**Task goal:**
Lines that include "contoso" make up the answer; copy all of them from the data below.

[Element data from apps and pages]
=======

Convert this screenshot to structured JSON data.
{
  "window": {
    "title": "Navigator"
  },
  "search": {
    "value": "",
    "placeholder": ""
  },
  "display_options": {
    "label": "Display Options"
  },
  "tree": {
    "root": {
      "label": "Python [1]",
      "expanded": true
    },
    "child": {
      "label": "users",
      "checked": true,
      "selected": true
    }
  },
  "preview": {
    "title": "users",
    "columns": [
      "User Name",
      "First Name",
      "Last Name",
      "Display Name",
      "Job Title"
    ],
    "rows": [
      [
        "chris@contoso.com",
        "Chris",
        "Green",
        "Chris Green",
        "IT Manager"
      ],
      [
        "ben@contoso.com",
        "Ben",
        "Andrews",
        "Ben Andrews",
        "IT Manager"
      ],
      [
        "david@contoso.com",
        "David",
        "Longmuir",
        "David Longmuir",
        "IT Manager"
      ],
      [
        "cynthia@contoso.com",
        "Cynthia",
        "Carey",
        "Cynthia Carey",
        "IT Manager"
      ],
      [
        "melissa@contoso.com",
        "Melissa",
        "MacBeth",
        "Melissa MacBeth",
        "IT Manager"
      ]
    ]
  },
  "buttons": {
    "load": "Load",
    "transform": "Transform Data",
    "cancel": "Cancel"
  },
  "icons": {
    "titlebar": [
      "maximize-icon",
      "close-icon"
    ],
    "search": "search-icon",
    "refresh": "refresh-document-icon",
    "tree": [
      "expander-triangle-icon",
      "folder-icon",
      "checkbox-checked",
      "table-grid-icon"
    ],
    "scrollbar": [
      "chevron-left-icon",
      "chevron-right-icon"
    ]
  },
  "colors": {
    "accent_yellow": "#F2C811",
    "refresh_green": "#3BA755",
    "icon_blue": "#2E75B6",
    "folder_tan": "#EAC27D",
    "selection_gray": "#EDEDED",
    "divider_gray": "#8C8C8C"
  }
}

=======

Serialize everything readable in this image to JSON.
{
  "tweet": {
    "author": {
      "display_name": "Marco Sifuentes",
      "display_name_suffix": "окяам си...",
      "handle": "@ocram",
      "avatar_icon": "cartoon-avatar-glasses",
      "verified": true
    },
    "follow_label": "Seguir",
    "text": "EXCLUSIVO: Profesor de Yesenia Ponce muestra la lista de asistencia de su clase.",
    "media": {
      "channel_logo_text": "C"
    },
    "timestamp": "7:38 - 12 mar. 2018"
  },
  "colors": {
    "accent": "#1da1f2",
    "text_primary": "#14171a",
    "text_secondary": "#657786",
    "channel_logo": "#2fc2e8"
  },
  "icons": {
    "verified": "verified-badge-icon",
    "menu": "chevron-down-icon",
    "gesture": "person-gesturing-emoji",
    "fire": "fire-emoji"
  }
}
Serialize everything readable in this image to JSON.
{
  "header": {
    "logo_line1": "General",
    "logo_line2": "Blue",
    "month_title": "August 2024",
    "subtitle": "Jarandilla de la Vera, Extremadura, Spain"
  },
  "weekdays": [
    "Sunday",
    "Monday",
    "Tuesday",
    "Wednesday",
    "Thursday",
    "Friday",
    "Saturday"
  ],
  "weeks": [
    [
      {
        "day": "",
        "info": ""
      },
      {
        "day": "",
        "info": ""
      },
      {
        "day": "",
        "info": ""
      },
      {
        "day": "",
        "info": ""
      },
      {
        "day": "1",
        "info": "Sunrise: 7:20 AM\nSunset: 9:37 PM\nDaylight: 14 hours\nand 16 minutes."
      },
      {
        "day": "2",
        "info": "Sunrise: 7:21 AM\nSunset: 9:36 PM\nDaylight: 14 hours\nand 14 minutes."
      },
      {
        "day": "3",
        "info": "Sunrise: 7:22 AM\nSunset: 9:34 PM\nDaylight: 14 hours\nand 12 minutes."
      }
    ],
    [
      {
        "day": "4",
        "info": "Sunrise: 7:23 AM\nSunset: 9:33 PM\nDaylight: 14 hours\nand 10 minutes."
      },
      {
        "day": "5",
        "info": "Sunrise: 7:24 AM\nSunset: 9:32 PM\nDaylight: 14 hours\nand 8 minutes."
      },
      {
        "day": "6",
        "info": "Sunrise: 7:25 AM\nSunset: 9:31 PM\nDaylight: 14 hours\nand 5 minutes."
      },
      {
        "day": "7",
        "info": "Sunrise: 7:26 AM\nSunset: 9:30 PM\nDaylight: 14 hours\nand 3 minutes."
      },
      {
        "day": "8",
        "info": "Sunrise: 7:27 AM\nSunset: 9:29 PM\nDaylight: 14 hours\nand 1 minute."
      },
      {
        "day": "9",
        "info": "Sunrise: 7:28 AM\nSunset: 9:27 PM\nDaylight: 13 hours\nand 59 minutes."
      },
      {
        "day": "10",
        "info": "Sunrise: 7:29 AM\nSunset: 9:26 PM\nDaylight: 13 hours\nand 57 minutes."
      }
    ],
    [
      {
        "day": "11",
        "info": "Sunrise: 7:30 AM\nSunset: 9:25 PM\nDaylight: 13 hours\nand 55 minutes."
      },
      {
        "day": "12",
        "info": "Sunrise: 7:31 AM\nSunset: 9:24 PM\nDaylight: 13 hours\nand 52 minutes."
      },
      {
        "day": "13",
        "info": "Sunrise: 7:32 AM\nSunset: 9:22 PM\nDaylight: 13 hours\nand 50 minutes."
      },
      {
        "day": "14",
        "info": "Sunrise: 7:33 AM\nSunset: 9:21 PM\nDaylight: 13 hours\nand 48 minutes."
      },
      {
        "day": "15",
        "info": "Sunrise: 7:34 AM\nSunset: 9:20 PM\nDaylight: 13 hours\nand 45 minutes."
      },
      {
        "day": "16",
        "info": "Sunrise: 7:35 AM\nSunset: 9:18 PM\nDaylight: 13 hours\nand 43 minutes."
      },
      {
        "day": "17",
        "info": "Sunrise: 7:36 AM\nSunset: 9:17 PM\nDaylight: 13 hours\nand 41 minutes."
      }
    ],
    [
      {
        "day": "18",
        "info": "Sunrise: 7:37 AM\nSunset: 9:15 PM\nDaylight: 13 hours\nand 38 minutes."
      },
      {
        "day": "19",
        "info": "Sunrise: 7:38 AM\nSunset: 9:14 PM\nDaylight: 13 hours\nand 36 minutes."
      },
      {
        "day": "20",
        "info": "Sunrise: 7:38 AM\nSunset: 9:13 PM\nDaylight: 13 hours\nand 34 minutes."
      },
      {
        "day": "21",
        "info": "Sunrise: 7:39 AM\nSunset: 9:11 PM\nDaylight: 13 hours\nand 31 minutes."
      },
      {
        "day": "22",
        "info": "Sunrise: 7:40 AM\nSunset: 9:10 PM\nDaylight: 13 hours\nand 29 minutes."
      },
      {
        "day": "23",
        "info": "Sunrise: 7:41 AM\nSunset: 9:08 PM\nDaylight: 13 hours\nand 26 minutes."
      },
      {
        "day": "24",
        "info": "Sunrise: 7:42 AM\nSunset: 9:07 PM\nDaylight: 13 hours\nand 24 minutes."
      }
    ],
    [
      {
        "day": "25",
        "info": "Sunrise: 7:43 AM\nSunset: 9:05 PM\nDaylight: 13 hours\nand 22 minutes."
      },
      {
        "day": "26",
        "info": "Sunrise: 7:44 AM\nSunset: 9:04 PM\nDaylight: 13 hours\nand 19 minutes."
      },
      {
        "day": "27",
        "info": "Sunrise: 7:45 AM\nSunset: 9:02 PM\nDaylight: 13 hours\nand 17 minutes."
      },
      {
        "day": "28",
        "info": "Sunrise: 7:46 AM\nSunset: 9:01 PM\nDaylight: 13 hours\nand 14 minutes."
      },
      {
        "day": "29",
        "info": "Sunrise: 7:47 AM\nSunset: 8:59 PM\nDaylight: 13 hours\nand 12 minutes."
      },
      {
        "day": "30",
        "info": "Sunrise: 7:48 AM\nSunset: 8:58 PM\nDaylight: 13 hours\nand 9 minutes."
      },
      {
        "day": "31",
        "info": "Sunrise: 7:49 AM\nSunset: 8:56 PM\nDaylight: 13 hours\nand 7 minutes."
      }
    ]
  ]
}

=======

**Solution to the exercise:**
        "chris@contoso.com",
        "ben@contoso.com",
        "david@contoso.com",
        "cynthia@contoso.com",
        "melissa@contoso.com",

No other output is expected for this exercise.